REVIEW > EPIPHONE
Nay, Plus Ultra It took no time to get comfortable on the Ultra-339’s 22-fret neck. The guitar came out of the box with an excellent medium- action factory set up. While I generally pre- fer a lower action, the Ultra-339’s D-profile neck, which is comparable in size to the 30/60 neck option on the Gibson ES-339 (the fatter ’ 59 neck profile option is not it might not convince you to ditch your full-bodied steel-string, it certainly is more than useable for the occasional “acoustic” part in a set. It sounds particularly convinc- ing when strumming full open-position chords.

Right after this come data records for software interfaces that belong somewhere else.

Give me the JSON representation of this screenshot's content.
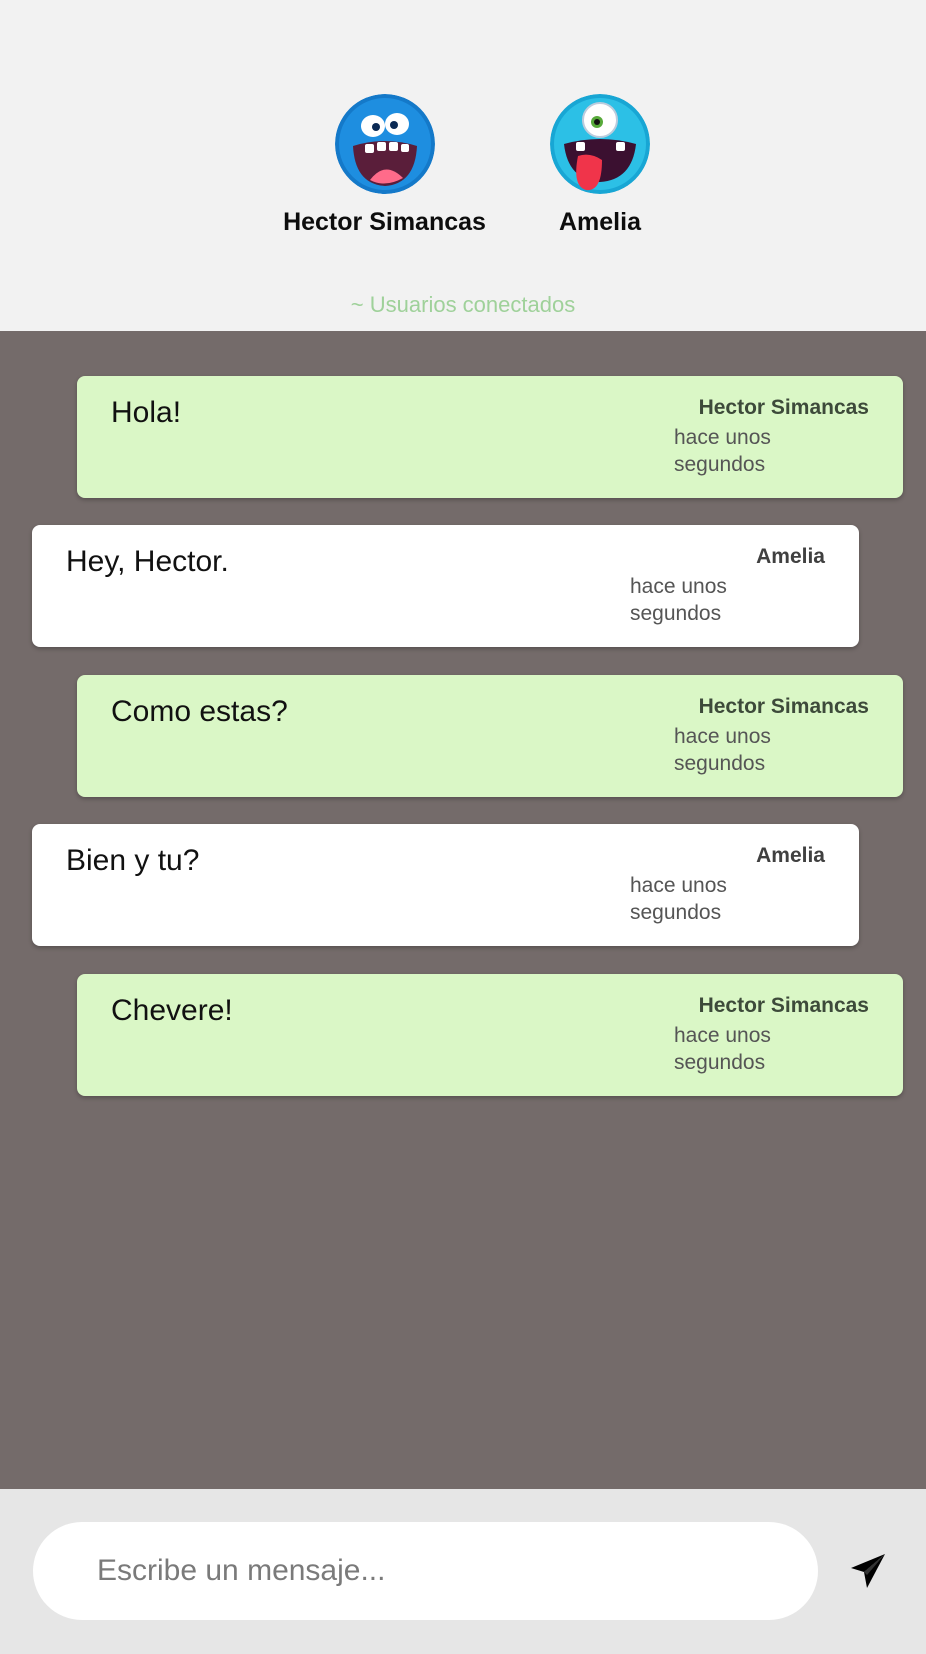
{
  "connected_users": {
    "users": [
      {
        "name": "Hector Simancas",
        "avatar": "blue-monster-avatar"
      },
      {
        "name": "Amelia",
        "avatar": "cyan-cyclops-monster-avatar"
      }
    ],
    "label": "~ Usuarios conectados"
  },
  "messages": [
    {
      "text": "Hola!",
      "author": "Hector Simancas",
      "time": "hace unos segundos",
      "own": true
    },
    {
      "text": "Hey, Hector.",
      "author": "Amelia",
      "time": "hace unos segundos",
      "own": false
    },
    {
      "text": "Como estas?",
      "author": "Hector Simancas",
      "time": "hace unos segundos",
      "own": true
    },
    {
      "text": "Bien y tu?",
      "author": "Amelia",
      "time": "hace unos segundos",
      "own": false
    },
    {
      "text": "Chevere!",
      "author": "Hector Simancas",
      "time": "hace unos segundos",
      "own": true
    }
  ],
  "composer": {
    "placeholder": "Escribe un mensaje...",
    "value": "",
    "send_icon": "paper-plane-icon"
  },
  "colors": {
    "header_bg": "#f2f2f2",
    "chat_bg": "#746b6a",
    "own_bubble": "#daf7c6",
    "other_bubble": "#ffffff",
    "connected_label": "#9fd19a",
    "footer_bg": "#e6e6e6"
  }
}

Higher up, playing single-note runs, I initially encountered some overly bright and quacky piezo tones, but adjusting the NanoMag’s tone controls makes tempering the quack easy. Where the magic really happens though is in blending in the NanoMag with the conventional pickups, which can yield some very three-dimensional tones that are simultaneously crisp, thick, and full. The effect is enhanced by the harmonic and resonant properties of the semi- hollowbody, and once you get used to the possibilities of the blended sounds, it’s hard to go back to a straight-ahead pickup sound. In musical contexts that depended less on the cutting qualities of the hum- buckers, disengaging the NanoMag and using just the humbuckers, things ounded a little duller. And when you’re in a musical situation that benefits a fuller tone, the sound of the blended pickups ounds are sublime. Gibson. And while you won’t get the deli- cious bite and high-end detail of the ’ 57 Classic pickups, I certainly wouldn’t rush to swap out the Ultra-339’s pickups. It’s worth noting too that the Epiphone does not have the Gibson’s Memphis Tone Circuit, which elps retain high-end content when the vol- ume knob is lowered. Kicking in an overdrive, it was nice to hear how detailed the Ultra could be in higher gain situations. The guitar can easily get into that Carlton/Ford bluezak terri- tory, but it can also go into full-on shred. With the gain set high on the Super-Sonic, the Ultra-339 bloomed with sustain while Once you get used to the possibilities of the blended sounds, it’s hard to go back to a straight-ahead pickup sound.
currently offered by Epiphone) is a delight
to play—with its 12" radius, 24. 75" scale
length, and medium jumbo frets.
Both acoustically and plugged-in, the
Ultra-339 sounds remarkably alive. Playing
through vintage Fender blackface Deluxe
Reverb and Fender Super-Sonic amps and
the guitar’s tone control up relatively high
you can get a nice percussive-but-mellow
Grant Green-style tones. Rolling the tone
knob down further gets you a warmer, less
biting tone perfect for chord melodies.
For comparison, I pulled out my Gibson
ES–339 and A/B’d the two guitars. The
Epiphone’s Alnico II ProBuckers were mel-
lower, a tad warmer and less aggressive than
the Alnico II ’ 57 Classic pickups in the
retaining note clarity. The Ultra’s semi-
hollow construction helped tap into some
beautifully musical feedback that wasn’t
appreciably harder to control than that
which you’d get from a solidbody.
The fact that the Ultra-339, with a street
price of around eight hundred bucks can
hold its own against the Gibson ES-339,
which costs more than twice as much,
speaks volumes about Epiphone’s quality
standards. But the Ultra does more than
work as a budget equivalent of its Gibson
twin—the NanoMag and tone-shaping
options make it an instrument with its own
unique voice and potential.
Pros: Incredible-sounding guitar at a price that’s right. Built-in
NanoMag pickup adds dimension and versatility.
Epiphone, ES-339 Ultra, Street: $799, epiphone.com
Cons: Humbucker output could have more bite.
PREMIER GUITAR APRIL 2012 DR12